▶ Records to process:
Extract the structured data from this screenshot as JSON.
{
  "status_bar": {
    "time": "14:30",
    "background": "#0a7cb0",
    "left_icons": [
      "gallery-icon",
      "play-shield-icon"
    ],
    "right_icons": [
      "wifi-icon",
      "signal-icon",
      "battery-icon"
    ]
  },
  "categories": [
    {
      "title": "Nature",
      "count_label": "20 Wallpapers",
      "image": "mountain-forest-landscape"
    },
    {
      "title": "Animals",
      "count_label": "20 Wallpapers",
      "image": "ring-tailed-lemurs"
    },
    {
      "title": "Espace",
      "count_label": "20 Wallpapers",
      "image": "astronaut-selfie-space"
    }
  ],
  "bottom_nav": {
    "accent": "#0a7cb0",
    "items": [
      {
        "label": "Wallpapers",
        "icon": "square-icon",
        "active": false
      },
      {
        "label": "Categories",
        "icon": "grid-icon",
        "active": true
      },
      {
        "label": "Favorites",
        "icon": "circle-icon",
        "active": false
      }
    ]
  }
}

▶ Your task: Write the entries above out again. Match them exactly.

▶ Solution to this exercise:
Extract the structured data from this screenshot as JSON.
{
  "status_bar": {
    "time": "14:30",
    "background": "#0a7cb0",
    "left_icons": [
      "gallery-icon",
      "play-shield-icon"
    ],
    "right_icons": [
      "wifi-icon",
      "signal-icon",
      "battery-icon"
    ]
  },
  "categories": [
    {
      "title": "Nature",
      "count_label": "20 Wallpapers",
      "image": "mountain-forest-landscape"
    },
    {
      "title": "Animals",
      "count_label": "20 Wallpapers",
      "image": "ring-tailed-lemurs"
    },
    {
      "title": "Espace",
      "count_label": "20 Wallpapers",
      "image": "astronaut-selfie-space"
    }
  ],
  "bottom_nav": {
    "accent": "#0a7cb0",
    "items": [
      {
        "label": "Wallpapers",
        "icon": "square-icon",
        "active": false
      },
      {
        "label": "Categories",
        "icon": "grid-icon",
        "active": true
      },
      {
        "label": "Favorites",
        "icon": "circle-icon",
        "active": false
      }
    ]
  }
}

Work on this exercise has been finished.